## Exercise requirements
In the records below, find every line that contains "THEO" and list it.

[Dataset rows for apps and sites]
▬▬▬

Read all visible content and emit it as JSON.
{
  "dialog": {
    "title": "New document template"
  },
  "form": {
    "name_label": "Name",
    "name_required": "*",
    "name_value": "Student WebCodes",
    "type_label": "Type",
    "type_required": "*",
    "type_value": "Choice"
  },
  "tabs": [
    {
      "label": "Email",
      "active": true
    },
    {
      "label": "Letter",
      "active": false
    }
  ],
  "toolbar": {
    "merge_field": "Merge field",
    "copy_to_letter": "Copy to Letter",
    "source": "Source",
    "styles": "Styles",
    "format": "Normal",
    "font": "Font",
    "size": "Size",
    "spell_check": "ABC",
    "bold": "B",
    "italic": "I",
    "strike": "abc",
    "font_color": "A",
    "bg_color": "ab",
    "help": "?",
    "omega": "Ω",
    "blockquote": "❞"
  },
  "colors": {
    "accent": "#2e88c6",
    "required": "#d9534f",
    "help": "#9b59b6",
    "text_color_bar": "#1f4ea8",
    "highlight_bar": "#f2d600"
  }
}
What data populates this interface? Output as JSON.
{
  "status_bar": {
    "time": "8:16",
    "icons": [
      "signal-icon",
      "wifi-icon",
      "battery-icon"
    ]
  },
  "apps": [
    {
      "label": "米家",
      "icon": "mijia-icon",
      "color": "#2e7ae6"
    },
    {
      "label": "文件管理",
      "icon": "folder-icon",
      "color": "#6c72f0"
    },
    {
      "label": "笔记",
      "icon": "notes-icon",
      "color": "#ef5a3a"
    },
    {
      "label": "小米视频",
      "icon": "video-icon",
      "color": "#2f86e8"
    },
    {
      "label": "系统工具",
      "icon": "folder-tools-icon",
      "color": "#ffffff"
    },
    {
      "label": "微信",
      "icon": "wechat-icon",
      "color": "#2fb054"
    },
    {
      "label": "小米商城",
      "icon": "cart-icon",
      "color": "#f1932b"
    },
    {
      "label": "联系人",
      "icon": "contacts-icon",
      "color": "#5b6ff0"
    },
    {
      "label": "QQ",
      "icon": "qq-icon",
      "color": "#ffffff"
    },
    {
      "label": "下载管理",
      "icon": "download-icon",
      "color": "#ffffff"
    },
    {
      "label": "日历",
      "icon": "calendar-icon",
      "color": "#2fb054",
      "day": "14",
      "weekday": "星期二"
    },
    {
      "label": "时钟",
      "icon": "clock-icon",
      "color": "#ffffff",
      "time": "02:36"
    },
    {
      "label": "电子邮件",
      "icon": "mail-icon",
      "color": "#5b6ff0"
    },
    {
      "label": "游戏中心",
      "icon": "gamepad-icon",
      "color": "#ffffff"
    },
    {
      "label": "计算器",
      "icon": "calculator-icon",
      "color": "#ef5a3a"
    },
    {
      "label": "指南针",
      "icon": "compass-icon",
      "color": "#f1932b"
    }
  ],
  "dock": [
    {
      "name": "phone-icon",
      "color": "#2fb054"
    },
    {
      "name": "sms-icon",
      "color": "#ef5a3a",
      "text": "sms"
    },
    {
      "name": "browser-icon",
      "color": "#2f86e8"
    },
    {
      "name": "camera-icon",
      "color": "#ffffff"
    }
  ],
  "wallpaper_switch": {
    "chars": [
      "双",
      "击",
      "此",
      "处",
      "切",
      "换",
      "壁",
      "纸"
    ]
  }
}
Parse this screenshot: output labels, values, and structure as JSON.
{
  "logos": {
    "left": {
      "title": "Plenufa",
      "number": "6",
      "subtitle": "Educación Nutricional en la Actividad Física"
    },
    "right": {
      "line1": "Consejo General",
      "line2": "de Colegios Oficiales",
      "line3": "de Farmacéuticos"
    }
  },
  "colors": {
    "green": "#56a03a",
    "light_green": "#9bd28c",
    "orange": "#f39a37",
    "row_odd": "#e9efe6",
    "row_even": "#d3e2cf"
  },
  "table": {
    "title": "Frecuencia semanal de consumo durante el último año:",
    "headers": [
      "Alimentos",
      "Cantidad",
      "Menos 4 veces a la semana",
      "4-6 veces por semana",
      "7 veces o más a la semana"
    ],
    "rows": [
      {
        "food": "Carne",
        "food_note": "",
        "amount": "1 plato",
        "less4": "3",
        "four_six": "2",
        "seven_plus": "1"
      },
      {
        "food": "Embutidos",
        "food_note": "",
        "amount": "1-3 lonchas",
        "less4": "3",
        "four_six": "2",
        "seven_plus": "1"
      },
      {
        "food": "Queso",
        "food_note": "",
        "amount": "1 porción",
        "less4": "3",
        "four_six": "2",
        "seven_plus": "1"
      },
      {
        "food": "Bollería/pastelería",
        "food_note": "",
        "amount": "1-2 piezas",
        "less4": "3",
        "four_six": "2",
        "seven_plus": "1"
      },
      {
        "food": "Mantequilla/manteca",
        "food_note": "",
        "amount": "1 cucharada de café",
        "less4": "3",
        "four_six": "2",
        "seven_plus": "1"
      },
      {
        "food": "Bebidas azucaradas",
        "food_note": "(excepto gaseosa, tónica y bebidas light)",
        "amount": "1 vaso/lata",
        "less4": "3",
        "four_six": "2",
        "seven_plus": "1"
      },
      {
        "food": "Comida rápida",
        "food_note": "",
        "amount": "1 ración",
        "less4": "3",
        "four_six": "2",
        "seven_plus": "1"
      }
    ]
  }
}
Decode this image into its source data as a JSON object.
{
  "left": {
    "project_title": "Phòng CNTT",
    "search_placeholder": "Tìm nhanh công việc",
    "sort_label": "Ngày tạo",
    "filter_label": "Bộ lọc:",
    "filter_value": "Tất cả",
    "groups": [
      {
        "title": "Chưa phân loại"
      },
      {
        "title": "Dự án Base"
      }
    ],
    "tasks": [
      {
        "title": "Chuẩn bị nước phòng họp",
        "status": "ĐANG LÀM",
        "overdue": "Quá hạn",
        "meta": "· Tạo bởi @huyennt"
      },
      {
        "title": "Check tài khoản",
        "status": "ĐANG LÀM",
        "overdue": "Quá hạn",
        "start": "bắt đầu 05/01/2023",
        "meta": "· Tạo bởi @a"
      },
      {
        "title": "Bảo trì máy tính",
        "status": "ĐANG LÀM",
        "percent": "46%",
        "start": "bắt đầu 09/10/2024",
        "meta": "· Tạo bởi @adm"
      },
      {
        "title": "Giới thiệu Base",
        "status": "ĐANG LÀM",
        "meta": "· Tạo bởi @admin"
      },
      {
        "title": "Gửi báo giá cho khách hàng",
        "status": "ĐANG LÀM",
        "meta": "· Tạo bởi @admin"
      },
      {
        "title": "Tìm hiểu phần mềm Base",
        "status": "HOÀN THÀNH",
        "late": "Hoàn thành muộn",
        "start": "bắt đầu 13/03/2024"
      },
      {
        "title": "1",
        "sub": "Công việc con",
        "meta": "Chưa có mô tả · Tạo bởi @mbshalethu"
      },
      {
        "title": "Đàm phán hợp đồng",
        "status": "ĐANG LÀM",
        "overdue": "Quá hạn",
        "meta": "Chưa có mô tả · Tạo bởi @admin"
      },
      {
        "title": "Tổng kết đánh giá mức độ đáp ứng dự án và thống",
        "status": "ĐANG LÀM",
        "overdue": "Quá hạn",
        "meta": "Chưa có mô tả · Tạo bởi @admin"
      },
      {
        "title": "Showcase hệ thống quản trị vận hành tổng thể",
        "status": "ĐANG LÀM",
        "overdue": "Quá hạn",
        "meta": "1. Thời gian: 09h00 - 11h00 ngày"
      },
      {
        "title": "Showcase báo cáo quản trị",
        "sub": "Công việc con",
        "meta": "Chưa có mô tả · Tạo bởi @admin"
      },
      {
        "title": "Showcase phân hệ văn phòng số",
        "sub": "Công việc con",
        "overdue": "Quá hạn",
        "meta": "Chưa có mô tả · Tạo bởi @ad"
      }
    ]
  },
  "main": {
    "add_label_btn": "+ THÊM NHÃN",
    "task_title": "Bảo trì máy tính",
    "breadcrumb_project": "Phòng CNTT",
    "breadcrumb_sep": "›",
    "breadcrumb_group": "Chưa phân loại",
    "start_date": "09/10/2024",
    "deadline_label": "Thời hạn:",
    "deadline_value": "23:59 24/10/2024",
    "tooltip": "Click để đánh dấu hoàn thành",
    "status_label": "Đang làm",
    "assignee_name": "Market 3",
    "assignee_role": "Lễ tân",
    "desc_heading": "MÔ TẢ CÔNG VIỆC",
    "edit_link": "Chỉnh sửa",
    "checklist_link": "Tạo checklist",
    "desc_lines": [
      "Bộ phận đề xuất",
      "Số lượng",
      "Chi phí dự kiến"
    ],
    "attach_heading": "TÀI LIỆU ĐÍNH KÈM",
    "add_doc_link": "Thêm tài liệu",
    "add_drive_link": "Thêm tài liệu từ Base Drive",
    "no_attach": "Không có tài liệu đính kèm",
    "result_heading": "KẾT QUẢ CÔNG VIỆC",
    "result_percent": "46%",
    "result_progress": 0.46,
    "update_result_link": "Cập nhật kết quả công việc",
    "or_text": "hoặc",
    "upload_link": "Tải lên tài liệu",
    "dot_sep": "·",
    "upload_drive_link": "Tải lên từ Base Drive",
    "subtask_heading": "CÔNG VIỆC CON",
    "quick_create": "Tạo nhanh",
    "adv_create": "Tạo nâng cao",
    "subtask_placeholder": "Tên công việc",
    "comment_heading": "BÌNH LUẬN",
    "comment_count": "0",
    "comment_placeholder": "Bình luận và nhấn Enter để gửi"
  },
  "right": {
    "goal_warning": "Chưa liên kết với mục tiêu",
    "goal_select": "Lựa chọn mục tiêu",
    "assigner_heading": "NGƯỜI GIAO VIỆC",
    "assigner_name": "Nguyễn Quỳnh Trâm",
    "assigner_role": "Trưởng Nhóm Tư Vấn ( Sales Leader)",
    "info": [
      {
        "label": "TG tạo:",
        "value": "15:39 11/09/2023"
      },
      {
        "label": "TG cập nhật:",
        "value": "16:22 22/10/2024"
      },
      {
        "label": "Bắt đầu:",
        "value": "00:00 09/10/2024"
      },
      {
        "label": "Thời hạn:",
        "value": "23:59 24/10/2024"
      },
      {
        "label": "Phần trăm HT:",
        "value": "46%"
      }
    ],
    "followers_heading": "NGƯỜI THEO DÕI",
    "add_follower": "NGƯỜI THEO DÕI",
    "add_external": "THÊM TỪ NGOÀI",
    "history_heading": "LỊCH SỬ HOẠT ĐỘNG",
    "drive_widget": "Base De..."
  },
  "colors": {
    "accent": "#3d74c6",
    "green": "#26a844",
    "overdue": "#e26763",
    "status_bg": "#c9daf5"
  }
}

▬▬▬

## Solution
    "followers_heading": "NGƯỜI THEO DÕI",
    "add_follower": "NGƯỜI THEO DÕI",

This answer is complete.